Discrimination against people from the northeast in other parts of India is an example of their cultural ethnocentrism, which is a threat to pluralism. AFSPA shrinks the fundamental rights and liberties of people of some particular domains in India like J&K. Irom Sharmila’s 15-year long hunger strike and some Manipuri women who stripped down to protest injustices by the army are a slap on the face of such pseudo-nationalism.

The hatred towards another nation is used to show the love towards your own nation. It creates a situation where a diverse group of people feel oneness at a particular point in time, and it is popularly called as nationalism. We can easily observe this form of nationalism during cricket matches between Indian and Pakistan.

What I want to prove is that the political idea of nationalism in India stands against JNU. From the above arguments, we found that many political scientists have defined the state as a mechanism which monopolises power, and nationalism as influenced by ethnocentrism and fascism. Nationalism, in a political sense, ignores heterogeneity and pluralism. But the non-conformist JNU students stand for individualism, pluralism, human rights and liberty, and a ‘Marxist’ nationalism. All these ideas appear completely anathema to the current popular and political idea of nationalism.

In India, the confusion about nationalism arises because it is politically defined but, philosophically, its definition is impoverished. Unlike other ‘isms’ there are none, or very few such, great contributors who have described the idea of nationalism philosophically. The conflict between the definition and interpretation of ‘nationalism in the eyes of historians’ and the ‘Modern Nation State in the eyes of liberal democrats’ seems to have no fixed solution. Historians have described nationalism as a political idea evolved to get rid of certain political tensions, and to constitute a nation which is homogenous. Such a way of looking at it suits the pseudo-nationalists. But liberal democrats describe nationalism from a philosophical perspective where liberty, equality, fraternity and justice exist. They describe a nation (specifically India) as a “sovereign, socialist, secular, democratic republic.”

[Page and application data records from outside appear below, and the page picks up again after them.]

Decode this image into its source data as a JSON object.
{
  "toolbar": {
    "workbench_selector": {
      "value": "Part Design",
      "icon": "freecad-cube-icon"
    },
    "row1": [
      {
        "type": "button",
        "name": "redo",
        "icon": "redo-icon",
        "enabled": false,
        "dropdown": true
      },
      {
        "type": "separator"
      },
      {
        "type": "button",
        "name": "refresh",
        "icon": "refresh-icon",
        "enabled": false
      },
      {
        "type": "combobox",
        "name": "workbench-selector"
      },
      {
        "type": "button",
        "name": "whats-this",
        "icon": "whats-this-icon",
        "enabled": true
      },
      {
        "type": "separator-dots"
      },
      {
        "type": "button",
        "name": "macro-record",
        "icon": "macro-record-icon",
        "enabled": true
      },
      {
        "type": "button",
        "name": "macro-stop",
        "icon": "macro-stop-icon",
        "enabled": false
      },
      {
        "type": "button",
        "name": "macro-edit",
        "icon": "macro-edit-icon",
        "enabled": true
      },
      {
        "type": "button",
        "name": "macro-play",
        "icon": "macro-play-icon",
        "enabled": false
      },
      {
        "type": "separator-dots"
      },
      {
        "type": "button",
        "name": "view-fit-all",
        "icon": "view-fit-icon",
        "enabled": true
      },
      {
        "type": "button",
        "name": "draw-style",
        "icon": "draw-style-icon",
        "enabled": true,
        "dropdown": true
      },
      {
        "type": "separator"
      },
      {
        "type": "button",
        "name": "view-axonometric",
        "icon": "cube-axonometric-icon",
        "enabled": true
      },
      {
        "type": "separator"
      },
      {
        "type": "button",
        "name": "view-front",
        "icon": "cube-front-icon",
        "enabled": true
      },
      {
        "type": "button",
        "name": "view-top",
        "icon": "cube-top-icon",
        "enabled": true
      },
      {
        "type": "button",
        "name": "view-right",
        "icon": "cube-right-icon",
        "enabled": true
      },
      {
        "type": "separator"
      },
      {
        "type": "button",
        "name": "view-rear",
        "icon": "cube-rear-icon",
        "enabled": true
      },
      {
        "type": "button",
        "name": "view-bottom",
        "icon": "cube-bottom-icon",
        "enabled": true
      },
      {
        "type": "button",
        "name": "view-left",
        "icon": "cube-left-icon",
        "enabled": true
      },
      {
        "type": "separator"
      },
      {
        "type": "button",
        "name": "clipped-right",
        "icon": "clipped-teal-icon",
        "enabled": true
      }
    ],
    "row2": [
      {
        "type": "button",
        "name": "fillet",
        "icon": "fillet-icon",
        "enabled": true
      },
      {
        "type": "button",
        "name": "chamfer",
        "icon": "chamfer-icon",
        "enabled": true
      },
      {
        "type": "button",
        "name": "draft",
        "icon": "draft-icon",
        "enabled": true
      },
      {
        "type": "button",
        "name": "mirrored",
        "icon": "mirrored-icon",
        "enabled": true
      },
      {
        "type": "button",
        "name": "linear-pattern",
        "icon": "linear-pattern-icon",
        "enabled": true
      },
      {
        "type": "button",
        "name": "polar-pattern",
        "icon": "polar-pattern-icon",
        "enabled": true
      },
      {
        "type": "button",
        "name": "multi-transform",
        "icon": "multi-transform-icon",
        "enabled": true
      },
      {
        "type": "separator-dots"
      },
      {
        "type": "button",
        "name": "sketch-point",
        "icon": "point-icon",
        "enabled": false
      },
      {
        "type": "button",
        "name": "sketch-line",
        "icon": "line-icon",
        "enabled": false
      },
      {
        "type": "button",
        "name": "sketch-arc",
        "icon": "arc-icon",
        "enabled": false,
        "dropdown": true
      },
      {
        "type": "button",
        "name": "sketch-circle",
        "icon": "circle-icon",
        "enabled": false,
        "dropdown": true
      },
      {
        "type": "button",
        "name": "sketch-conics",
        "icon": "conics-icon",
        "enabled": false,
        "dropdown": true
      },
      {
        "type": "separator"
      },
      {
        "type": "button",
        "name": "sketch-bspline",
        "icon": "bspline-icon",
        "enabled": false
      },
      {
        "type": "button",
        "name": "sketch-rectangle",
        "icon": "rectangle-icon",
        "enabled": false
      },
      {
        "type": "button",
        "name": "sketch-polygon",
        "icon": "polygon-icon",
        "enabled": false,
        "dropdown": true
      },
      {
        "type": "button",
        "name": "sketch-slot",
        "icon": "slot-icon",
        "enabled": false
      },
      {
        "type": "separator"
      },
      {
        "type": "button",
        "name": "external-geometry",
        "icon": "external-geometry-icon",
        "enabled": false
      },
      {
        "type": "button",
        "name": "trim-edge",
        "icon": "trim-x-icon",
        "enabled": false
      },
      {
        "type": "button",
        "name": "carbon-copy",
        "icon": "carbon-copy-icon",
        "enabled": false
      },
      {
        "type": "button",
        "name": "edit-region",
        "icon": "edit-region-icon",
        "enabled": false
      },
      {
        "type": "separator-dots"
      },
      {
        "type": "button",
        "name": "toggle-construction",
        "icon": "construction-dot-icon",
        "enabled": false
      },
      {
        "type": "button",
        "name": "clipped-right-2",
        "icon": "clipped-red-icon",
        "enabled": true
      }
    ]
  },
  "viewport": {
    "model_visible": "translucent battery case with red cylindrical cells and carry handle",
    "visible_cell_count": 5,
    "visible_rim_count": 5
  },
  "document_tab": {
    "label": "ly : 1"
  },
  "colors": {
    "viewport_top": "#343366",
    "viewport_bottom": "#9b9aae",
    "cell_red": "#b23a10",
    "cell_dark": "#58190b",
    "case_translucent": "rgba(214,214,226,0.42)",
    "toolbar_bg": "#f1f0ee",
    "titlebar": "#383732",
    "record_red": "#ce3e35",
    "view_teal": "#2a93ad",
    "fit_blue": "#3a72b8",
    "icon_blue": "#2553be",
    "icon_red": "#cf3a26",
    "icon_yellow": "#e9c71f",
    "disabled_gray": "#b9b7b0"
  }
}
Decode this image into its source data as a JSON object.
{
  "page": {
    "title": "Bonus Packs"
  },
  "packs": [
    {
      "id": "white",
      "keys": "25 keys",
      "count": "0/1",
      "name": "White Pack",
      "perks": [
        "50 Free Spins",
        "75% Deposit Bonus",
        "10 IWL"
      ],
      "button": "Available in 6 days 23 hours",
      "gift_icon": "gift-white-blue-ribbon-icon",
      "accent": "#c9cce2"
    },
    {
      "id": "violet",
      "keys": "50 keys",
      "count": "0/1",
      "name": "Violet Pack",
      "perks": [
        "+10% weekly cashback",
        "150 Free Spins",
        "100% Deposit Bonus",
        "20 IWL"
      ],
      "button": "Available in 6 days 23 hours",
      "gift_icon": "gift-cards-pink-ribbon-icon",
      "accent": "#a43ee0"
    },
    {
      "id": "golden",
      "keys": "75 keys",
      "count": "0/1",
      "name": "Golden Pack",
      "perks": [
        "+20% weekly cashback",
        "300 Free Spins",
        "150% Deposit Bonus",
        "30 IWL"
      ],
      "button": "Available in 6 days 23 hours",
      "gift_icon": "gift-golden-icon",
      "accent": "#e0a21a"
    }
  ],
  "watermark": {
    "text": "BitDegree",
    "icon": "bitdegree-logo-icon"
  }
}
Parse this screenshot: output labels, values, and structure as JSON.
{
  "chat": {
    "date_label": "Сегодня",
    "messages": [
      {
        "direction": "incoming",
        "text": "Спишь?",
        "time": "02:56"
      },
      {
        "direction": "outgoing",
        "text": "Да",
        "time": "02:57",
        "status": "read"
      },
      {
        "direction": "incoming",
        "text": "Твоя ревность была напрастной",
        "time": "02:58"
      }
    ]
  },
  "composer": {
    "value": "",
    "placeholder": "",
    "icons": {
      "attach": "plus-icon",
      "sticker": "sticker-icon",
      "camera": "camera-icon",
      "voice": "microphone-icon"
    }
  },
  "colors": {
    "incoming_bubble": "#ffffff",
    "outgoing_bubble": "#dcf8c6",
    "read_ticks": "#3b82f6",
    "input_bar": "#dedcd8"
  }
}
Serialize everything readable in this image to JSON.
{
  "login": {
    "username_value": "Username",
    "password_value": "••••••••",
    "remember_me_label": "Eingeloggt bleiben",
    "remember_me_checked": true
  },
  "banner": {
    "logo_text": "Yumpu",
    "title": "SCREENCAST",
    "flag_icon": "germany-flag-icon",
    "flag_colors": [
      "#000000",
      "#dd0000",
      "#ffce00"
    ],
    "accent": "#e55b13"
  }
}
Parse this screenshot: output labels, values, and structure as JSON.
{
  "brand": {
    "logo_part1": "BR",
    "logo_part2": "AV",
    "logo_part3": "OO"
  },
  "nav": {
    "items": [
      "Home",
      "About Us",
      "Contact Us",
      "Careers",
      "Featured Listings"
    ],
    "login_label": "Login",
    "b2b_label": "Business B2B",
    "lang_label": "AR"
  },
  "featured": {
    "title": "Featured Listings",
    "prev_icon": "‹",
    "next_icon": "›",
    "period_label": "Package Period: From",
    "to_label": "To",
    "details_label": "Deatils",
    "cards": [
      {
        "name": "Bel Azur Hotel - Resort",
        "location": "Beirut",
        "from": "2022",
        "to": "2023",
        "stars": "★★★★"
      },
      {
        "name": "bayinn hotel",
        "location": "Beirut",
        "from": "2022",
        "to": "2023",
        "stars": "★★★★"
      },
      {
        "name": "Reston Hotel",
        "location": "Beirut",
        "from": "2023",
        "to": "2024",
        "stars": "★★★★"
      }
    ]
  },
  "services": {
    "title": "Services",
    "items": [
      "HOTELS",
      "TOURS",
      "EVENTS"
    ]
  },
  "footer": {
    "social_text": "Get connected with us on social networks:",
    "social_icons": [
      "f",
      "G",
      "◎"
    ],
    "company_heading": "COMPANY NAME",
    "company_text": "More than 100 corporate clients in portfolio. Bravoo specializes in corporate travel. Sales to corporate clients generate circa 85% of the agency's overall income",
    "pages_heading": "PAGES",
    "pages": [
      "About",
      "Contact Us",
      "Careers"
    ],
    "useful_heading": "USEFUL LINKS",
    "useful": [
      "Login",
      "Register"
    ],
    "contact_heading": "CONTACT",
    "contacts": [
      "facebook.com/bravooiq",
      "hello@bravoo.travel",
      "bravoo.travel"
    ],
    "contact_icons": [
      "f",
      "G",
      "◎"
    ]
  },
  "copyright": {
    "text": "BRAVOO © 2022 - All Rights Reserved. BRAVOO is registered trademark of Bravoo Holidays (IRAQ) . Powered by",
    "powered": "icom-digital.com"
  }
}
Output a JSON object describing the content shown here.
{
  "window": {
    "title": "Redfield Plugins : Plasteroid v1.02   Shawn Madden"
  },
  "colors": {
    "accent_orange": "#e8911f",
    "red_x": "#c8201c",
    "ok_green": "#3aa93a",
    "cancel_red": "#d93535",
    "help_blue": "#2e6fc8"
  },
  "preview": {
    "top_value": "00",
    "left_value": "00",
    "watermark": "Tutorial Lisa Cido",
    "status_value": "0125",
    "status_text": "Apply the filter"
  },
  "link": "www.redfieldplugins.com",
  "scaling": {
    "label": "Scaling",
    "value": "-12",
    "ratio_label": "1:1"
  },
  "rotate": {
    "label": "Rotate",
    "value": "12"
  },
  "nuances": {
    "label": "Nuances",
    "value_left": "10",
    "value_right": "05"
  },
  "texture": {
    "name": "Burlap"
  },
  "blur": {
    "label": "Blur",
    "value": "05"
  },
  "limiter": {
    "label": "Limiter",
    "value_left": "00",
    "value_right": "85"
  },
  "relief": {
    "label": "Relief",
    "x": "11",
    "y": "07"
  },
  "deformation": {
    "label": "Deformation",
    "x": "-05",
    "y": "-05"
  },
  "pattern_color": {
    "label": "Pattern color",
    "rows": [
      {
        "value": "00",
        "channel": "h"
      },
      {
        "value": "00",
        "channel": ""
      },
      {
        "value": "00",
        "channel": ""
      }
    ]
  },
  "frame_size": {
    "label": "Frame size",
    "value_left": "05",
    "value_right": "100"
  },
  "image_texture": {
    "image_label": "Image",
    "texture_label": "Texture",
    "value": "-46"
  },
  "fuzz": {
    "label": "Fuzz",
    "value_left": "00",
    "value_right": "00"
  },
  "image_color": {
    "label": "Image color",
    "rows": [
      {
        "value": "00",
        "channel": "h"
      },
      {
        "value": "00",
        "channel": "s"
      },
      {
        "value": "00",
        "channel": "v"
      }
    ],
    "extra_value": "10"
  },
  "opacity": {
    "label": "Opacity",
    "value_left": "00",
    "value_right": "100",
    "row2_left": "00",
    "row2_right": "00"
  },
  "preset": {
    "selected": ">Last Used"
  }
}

I will end by giving the definition of non-egoistic nationalism as described by Ernest Gellner. “Non-egoistic Nationalism is the desirability of preserving cultural diversity, of a pluralistic international political system, and of the diminution of internal strains within states.”